** Opening EXTRACTED DATA block **

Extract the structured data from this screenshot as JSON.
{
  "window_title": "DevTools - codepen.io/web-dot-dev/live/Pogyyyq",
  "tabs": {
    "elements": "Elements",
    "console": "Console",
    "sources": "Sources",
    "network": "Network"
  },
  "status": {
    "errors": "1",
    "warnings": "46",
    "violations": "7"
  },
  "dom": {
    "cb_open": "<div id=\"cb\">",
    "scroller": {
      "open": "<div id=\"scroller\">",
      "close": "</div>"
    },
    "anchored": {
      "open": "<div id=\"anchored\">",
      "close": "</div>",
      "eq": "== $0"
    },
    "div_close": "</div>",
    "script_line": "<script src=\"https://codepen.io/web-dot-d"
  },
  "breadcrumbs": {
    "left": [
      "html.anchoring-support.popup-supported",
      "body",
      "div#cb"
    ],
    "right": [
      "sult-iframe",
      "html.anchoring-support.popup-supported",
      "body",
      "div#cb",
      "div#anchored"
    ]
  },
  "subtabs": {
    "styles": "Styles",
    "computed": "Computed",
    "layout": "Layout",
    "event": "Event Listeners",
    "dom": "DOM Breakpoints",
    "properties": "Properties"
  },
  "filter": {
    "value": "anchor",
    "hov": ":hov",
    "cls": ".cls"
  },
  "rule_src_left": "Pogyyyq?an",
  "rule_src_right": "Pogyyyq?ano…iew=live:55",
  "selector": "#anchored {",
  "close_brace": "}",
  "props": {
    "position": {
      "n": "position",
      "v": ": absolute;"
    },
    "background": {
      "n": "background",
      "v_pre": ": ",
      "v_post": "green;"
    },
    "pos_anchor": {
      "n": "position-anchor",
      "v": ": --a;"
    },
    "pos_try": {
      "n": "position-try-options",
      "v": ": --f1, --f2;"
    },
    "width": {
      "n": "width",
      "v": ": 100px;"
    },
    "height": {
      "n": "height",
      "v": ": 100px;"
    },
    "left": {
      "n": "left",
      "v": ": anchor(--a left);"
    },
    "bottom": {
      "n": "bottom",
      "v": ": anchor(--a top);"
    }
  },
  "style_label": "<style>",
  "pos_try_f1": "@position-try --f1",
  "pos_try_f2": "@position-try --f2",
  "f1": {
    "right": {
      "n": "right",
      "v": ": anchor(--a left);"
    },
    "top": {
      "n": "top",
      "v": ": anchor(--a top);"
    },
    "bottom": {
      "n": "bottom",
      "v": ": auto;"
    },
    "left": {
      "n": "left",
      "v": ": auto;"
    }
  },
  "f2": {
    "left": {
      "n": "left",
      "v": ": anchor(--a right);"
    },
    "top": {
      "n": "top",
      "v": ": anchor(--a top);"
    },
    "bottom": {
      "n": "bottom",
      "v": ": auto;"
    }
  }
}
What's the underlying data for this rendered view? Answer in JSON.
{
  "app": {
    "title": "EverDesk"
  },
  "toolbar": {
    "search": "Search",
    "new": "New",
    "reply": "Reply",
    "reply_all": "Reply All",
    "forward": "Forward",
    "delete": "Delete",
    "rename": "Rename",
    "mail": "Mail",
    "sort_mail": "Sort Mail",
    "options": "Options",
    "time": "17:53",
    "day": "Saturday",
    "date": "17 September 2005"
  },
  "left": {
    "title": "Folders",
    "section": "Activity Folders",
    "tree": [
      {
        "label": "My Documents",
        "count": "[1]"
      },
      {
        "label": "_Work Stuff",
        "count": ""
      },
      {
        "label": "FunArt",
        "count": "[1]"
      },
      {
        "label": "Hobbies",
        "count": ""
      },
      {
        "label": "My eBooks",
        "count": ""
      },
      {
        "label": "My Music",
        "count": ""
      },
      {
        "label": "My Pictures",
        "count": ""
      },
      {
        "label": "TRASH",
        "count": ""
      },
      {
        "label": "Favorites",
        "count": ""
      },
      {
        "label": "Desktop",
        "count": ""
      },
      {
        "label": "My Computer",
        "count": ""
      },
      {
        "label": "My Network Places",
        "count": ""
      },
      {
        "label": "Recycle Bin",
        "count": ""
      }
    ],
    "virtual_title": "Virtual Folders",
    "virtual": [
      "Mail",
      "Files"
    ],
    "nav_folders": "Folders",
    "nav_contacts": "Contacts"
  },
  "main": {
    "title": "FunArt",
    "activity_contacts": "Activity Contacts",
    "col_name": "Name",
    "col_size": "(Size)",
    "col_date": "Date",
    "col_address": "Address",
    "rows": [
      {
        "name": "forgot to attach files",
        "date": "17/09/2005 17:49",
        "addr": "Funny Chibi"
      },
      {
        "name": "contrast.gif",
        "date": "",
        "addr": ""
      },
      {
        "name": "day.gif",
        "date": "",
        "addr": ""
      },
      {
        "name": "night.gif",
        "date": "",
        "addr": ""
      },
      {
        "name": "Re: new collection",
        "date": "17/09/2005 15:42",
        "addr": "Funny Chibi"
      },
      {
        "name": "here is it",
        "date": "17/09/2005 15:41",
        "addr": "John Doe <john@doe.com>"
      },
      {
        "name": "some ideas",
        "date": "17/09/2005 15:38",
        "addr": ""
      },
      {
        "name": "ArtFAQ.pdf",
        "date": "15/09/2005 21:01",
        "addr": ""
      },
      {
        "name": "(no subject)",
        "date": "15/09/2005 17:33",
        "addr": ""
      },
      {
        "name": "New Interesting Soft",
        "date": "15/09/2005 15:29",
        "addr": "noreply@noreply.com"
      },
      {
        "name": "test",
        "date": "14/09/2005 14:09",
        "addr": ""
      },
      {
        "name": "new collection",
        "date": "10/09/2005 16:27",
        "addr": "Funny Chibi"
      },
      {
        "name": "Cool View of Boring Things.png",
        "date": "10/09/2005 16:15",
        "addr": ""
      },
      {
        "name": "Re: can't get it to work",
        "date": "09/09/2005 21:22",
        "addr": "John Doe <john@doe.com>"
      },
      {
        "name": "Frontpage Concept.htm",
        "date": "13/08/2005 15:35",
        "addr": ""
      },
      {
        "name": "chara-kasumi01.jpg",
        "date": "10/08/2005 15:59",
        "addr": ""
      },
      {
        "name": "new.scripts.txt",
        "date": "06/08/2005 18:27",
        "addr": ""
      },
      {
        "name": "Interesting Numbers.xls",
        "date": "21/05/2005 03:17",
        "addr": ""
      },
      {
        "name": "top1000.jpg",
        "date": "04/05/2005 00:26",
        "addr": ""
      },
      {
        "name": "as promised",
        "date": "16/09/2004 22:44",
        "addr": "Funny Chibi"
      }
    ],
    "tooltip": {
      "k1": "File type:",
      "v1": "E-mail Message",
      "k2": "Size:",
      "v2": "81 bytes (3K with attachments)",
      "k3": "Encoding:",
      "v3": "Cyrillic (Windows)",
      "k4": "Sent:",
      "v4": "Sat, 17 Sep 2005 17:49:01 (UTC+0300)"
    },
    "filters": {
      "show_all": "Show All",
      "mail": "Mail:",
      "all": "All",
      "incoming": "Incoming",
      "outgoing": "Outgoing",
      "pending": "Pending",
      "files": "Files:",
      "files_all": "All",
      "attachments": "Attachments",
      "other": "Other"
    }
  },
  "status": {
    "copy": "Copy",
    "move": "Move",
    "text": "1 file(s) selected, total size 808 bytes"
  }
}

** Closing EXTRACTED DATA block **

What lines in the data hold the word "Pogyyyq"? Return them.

* [RESPONSE FOR THIS EXERCISE]:
  "window_title": "DevTools - codepen.io/web-dot-dev/live/Pogyyyq",
  "rule_src_left": "Pogyyyq?an",
  "rule_src_right": "Pogyyyq?ano…iew=live:55",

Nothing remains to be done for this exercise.